For this meeting, the projections were extended into 2021. We had expected that the median macro projections for 2021 would be tame, and they largely were: Inflation is projected to remain at 2.1% in 2021,  and real GDP growth is expected to be at its longer-run level. However, the median has the unemployment rate rising two tenths in 2021, to 3.7%. A rise in the unemployment rate as the fund’s rate rises above neutral is a feature of our forecast, but we had expected they would shy away from showing this in their projections.  What is odd, however, is that they project a rise in the unemployment rate despite growth remaining at potential–another instance of tension with Okun’s Law. 

The 2021 median indicates no hike in 2021. But the dots are tilted to a rate cut rather than a rate hike, much as in our Macro Views forecast. Both the central tendency (3.1-3.6 in 2020 to 2.9-3.6 in 2021) and the mean (3.28% in 2020 to 3.23% in 2021) declined. This feature can also be seen in a rank-preserving exercise  (Table 4), which would suggest at least four for cuts but only two for hikes (of 25bps at most). As the SEP  is intended to represent “appropriate” monetary policy, it raises the question as to why these participants don’t regard an easier path earlier in the forecast horizon as a more appropriate policy option. 

Longer-run Dot Edged Up 

The median rose from 2.9% to 3%, likely as a result of compositional changes (the additions of Clarida and the SF Fed as well as the omission of Dudley). Now, no participant regards the longer-run as below 2.5%.  

Table 1 

Median of Projections of FOMC Participants 

Source: LH Meyer and Federal Reserve. 

Projections of inflation and growth in the real gross domestic product (GDP) are for periods from the fourth quarter of the previous year to the fourth quarter of the year indicated. Projections for the unemployment rate are for the average civilian unemployment rate in thefourth quarter of the year indicated.

 *LH Meyer forecast published September 20, 2018. 

                                                                Table 2 

FOMC Participants’ Projections for the Year-End Level of the Target Funds Rate


Source: MPA and Federal Reserve.
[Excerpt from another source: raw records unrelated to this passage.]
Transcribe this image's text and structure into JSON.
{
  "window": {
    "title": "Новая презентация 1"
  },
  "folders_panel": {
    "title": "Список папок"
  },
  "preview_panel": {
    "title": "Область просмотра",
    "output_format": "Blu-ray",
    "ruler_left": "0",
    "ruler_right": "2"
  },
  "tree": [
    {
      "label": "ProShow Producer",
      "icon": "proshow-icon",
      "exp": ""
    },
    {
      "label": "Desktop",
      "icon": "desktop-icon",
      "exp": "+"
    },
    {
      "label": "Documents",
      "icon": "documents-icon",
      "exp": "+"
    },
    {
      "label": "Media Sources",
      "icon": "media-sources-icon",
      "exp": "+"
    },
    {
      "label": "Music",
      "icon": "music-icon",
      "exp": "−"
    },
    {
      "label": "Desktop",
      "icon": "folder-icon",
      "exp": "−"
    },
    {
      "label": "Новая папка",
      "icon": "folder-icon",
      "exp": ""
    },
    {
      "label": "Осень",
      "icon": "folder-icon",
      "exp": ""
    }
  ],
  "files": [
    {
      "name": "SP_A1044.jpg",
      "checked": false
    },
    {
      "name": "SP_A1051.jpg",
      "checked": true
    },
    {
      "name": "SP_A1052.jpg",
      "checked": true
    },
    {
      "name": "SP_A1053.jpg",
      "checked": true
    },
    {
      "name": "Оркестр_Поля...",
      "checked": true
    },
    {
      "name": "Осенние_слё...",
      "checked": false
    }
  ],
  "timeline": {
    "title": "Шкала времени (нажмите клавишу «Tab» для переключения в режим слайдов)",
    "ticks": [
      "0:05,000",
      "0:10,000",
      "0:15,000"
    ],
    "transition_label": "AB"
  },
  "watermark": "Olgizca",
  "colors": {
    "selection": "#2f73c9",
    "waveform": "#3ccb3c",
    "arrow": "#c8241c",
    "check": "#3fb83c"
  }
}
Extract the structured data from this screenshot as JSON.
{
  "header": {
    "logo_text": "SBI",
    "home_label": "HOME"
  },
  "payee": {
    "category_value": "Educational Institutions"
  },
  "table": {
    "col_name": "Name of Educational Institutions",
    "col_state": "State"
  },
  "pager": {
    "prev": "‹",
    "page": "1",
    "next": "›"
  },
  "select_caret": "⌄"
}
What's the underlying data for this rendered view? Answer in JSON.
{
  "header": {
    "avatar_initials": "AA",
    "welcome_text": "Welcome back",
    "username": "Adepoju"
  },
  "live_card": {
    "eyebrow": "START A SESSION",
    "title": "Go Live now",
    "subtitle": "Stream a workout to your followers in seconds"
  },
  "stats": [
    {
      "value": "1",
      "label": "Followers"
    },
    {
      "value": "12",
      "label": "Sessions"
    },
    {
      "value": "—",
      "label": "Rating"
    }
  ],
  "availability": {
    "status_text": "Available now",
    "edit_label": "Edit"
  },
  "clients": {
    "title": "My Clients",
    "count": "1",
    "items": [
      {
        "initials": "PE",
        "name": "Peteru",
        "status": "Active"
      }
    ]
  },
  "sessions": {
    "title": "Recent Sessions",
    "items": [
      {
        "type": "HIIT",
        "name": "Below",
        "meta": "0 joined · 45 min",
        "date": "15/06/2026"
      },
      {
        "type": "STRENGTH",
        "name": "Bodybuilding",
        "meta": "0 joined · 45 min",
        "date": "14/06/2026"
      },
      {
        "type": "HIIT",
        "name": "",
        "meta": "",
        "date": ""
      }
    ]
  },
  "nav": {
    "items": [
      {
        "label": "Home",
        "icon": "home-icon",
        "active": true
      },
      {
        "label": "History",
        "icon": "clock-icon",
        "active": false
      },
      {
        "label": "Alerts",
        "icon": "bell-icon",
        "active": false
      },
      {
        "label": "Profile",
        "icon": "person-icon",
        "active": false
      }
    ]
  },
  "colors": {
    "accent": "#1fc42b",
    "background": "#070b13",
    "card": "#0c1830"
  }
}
Updated September 26, 2018. 

                                                                     Table 3 

                                            Mean FOMC Participant Rate Projection

Sources: MPA, FRB. 

Here are links to recent commentaries:

Like this article?

Share on linkedin
Share on Linkdin
Share on facebook
Share on Facebook
Share on twitter
Share on Twitter
Share on pinterest
Share on Pinterest

Our Newest Content

Would you like a preview of our newest, members-only commentaries? Simply click the button below to see some of our newest commentaries and request a free trial today.


Please fill out the form below for a trial of our services.